+++ Task material +++
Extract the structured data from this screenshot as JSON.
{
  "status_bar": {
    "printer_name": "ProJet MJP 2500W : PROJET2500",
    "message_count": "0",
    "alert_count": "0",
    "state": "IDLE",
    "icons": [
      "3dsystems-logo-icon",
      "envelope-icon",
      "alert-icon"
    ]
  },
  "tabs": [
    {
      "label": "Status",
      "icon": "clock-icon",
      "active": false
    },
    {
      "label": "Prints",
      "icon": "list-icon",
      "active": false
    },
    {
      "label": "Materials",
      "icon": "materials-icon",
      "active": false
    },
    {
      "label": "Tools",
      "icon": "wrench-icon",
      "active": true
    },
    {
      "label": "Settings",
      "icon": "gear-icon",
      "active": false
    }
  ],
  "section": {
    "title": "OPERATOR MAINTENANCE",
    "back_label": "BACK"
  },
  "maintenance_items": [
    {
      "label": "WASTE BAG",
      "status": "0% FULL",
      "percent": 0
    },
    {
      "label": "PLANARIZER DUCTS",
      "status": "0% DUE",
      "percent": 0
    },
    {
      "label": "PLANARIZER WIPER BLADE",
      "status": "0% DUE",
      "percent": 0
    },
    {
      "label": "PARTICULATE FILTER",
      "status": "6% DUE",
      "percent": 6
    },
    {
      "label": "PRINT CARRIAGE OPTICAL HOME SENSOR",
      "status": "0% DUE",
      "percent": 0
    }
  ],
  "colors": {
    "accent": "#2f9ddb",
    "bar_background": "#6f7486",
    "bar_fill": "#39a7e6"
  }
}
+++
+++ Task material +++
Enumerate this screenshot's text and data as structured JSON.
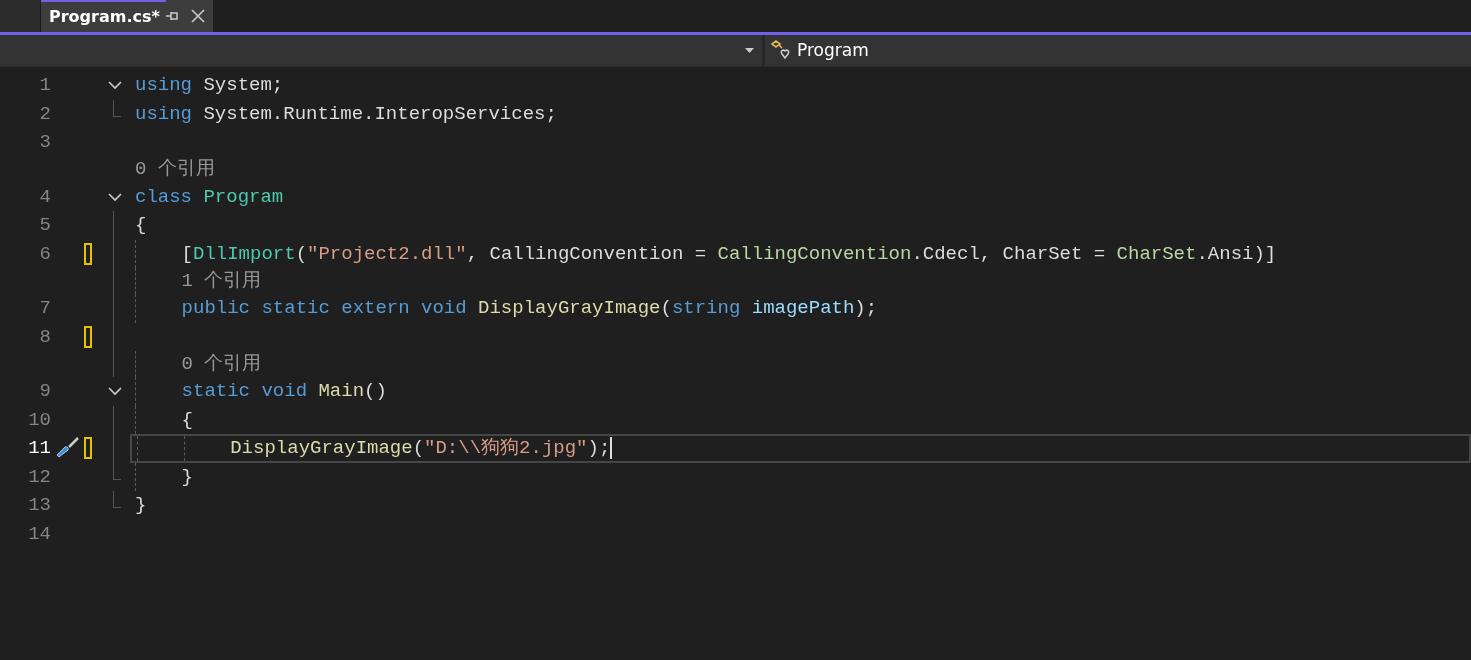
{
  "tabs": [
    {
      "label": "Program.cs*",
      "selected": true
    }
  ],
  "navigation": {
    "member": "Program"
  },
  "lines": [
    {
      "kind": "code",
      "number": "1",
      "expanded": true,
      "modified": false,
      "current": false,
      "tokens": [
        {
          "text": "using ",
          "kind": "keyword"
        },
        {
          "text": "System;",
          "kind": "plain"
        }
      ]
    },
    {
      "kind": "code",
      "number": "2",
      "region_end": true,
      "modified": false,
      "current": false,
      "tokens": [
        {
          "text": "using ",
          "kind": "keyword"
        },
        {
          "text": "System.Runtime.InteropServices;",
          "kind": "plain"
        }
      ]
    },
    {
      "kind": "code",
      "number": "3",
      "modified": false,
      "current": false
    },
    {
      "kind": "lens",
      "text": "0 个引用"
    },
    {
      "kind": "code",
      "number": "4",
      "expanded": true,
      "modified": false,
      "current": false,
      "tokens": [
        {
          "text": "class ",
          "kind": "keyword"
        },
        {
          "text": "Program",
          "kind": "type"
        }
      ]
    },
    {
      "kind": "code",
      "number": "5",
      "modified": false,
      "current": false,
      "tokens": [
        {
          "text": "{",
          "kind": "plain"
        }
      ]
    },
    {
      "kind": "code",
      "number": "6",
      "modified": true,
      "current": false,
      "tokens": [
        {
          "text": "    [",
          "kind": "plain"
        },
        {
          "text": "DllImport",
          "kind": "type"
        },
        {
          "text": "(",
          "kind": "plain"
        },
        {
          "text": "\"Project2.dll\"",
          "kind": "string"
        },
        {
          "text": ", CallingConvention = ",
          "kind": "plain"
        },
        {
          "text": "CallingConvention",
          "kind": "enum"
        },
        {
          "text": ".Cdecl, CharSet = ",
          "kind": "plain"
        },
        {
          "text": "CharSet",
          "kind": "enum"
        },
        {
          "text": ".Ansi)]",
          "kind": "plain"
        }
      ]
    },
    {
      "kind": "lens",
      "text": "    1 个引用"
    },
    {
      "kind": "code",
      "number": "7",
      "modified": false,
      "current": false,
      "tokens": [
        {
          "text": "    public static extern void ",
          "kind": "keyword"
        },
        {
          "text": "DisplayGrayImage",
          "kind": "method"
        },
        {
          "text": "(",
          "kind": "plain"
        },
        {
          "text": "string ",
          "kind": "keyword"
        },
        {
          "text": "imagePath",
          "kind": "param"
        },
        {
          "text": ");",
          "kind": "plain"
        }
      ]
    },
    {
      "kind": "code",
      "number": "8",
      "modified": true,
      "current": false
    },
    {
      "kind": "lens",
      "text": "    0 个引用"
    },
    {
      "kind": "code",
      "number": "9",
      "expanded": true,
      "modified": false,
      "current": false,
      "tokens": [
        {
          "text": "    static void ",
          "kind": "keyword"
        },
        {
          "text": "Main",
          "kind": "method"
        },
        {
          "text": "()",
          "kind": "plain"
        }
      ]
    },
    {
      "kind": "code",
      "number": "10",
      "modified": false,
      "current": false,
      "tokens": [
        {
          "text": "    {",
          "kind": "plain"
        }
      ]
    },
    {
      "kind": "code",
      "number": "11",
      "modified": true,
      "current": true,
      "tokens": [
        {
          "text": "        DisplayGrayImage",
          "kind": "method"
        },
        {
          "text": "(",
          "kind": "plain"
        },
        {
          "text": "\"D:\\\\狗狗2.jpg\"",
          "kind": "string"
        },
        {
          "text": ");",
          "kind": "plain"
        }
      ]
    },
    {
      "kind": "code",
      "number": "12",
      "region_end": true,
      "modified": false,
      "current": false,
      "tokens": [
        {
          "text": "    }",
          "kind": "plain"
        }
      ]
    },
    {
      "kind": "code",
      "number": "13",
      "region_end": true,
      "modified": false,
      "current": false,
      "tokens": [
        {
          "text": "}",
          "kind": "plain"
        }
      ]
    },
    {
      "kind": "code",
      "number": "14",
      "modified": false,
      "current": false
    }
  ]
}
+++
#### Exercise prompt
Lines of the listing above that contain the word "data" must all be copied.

#### Finished task
Extract the structured data from this screenshot as JSON.
Enumerate this screenshot's text and data as structured JSON.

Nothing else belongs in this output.